If you thought you were confused before about the switch from analog to digital television transmission, since Congress passed legislation allowing stations to delay the switch, there will now be a variety of dates in cities across the country when the conversion will take place.
Television stations like KUSA in Denver will delay making the switch from analog to digital transmission that was supposed to take place Tuesday.
But the Federal Communications Commission says more than 600 stations will either have already turned off their analog signal, or will do so Tuesday.
Earlier this month Congress voted to give stations a choice to delay the transition until this summer to give consumers more time to get ready.
Without a converter box, after the conversion, old TV's with an antenna will go black.
Millions of people are on a waiting list for coupons after a government program to help offset costs of converters ran out of money.
A sudden loss of television service is a concern since so many people rely on TV for warnings.
So the FCC is requiring television markets that are moving ahead with digital to agree to transmit at least one analog signal for news, public affairs and emergency alerts for 60 days after the switch.
But continuing both analog and digital transmission will cost stations thousands up to tens of thousands of dollars a month.
"I think they are looking at their individual markets and how many people are ready versus the number of people who would be disenfranchised if they lost their analog signal," said Tim Morrissey the General Manager at Charlotte, North Carolina NBC affiliate WCNC.
Customers, stations and the government are hoping for a smooth transition, after a rocky start.

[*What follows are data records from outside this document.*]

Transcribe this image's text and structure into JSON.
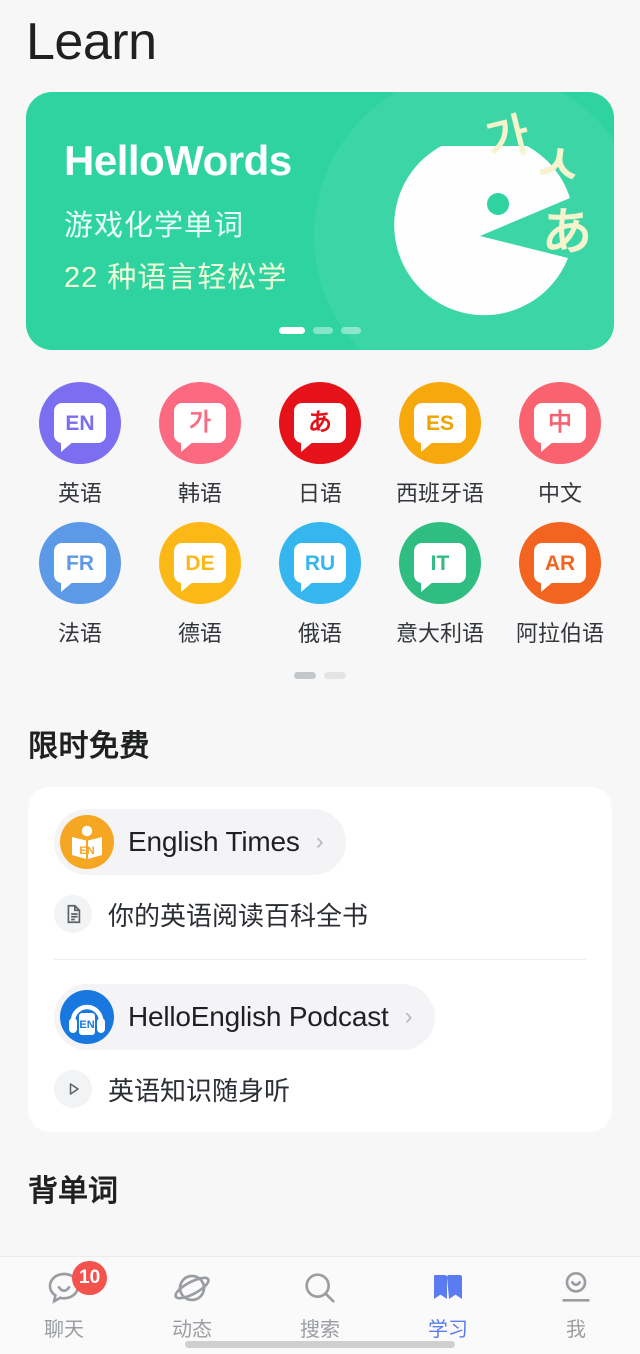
{
  "header": {
    "title": "Learn"
  },
  "banner": {
    "title": "HelloWords",
    "subtitle1": "游戏化学单词",
    "subtitle2": "22 种语言轻松学",
    "glyph_korean": "가",
    "glyph_symbol": "ㅅ",
    "glyph_japanese": "あ",
    "bg_color": "#2ed3a0",
    "dots": 3,
    "active_dot": 0
  },
  "languages": [
    {
      "code": "EN",
      "label": "英语",
      "color": "#7b6ef0",
      "text_color": "#7b6ef0"
    },
    {
      "code": "가",
      "label": "韩语",
      "color": "#fb6a81",
      "text_color": "#fb6a81"
    },
    {
      "code": "あ",
      "label": "日语",
      "color": "#e5121a",
      "text_color": "#e5121a"
    },
    {
      "code": "ES",
      "label": "西班牙语",
      "color": "#f7a80d",
      "text_color": "#f0a200"
    },
    {
      "code": "中",
      "label": "中文",
      "color": "#f8636f",
      "text_color": "#f8636f"
    },
    {
      "code": "FR",
      "label": "法语",
      "color": "#5c9ae8",
      "text_color": "#5c9ae8"
    },
    {
      "code": "DE",
      "label": "德语",
      "color": "#fbb817",
      "text_color": "#fbb817"
    },
    {
      "code": "RU",
      "label": "俄语",
      "color": "#35b6ef",
      "text_color": "#35b6ef"
    },
    {
      "code": "IT",
      "label": "意大利语",
      "color": "#2fbd82",
      "text_color": "#2fbd82"
    },
    {
      "code": "AR",
      "label": "阿拉伯语",
      "color": "#f36420",
      "text_color": "#f36420"
    }
  ],
  "lang_pager": {
    "dots": 2,
    "active_dot": 0
  },
  "free_section": {
    "title": "限时免费",
    "items": [
      {
        "name": "English Times",
        "icon": "book-en-icon",
        "icon_color": "#f5a623",
        "chevron": "›",
        "sub_icon": "document-icon",
        "sub_text": "你的英语阅读百科全书"
      },
      {
        "name": "HelloEnglish Podcast",
        "icon": "headphones-en-icon",
        "icon_color": "#1878e0",
        "chevron": "›",
        "sub_icon": "play-icon",
        "sub_text": "英语知识随身听"
      }
    ]
  },
  "next_section": {
    "title": "背单词"
  },
  "tabbar": {
    "accent": "#5b7cf0",
    "items": [
      {
        "label": "聊天",
        "icon": "chat-bubble-icon",
        "badge": "10",
        "active": false
      },
      {
        "label": "动态",
        "icon": "planet-icon",
        "badge": "",
        "active": false
      },
      {
        "label": "搜索",
        "icon": "search-icon",
        "badge": "",
        "active": false
      },
      {
        "label": "学习",
        "icon": "book-icon",
        "badge": "",
        "active": true
      },
      {
        "label": "我",
        "icon": "person-icon",
        "badge": "",
        "active": false
      }
    ]
  }
}
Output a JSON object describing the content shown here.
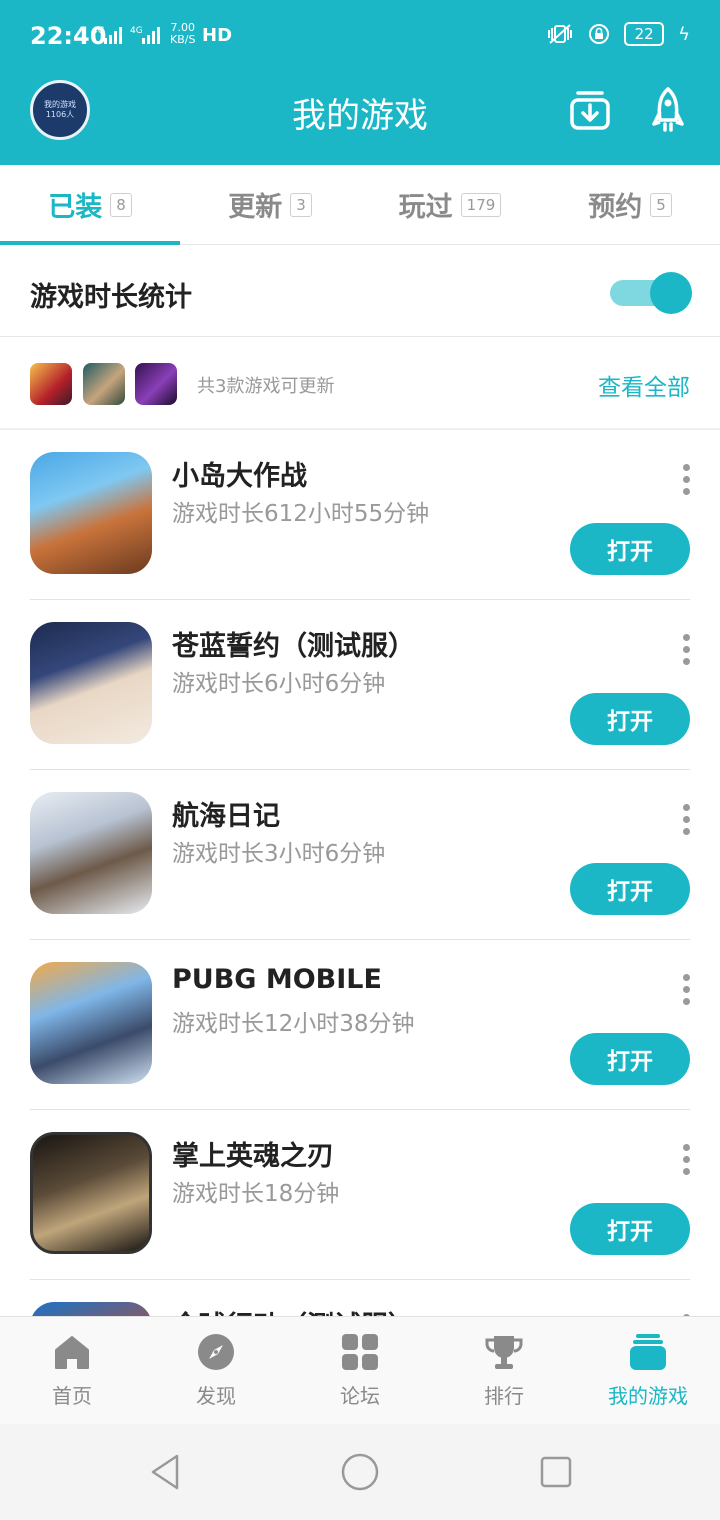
{
  "status_bar": {
    "time": "22:40",
    "network": "4G 4G",
    "speed_value": "7.00",
    "speed_unit": "KB/S",
    "hd": "HD",
    "battery": "22"
  },
  "header": {
    "title": "我的游戏",
    "avatar_text_line1": "我的游戏",
    "avatar_text_line2": "1106人"
  },
  "tabs": [
    {
      "label": "已装",
      "count": "8",
      "active": true
    },
    {
      "label": "更新",
      "count": "3",
      "active": false
    },
    {
      "label": "玩过",
      "count": "179",
      "active": false
    },
    {
      "label": "预约",
      "count": "5",
      "active": false
    }
  ],
  "stats_toggle": {
    "label": "游戏时长统计",
    "enabled": true
  },
  "updates": {
    "text": "共3款游戏可更新",
    "view_all": "查看全部"
  },
  "games": [
    {
      "name": "小岛大作战",
      "duration": "游戏时长612小时55分钟",
      "button": "打开"
    },
    {
      "name": "苍蓝誓约（测试服）",
      "duration": "游戏时长6小时6分钟",
      "button": "打开"
    },
    {
      "name": "航海日记",
      "duration": "游戏时长3小时6分钟",
      "button": "打开"
    },
    {
      "name": "PUBG MOBILE",
      "duration": "游戏时长12小时38分钟",
      "button": "打开"
    },
    {
      "name": "掌上英魂之刃",
      "duration": "游戏时长18分钟",
      "button": "打开"
    },
    {
      "name": "全球行动（测试服）",
      "duration": "",
      "button": ""
    }
  ],
  "bottom_nav": [
    {
      "label": "首页",
      "icon": "home-icon"
    },
    {
      "label": "发现",
      "icon": "compass-icon"
    },
    {
      "label": "论坛",
      "icon": "grid-icon"
    },
    {
      "label": "排行",
      "icon": "trophy-icon"
    },
    {
      "label": "我的游戏",
      "icon": "game-stack-icon",
      "active": true
    }
  ],
  "colors": {
    "accent": "#1bb7c6",
    "text_secondary": "#999999"
  }
}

"You are really never going to know until the time is that you're actually going to throw the switch," said engineer Ken Highburger with NBC affiliate KUSA in Denver, Colorado.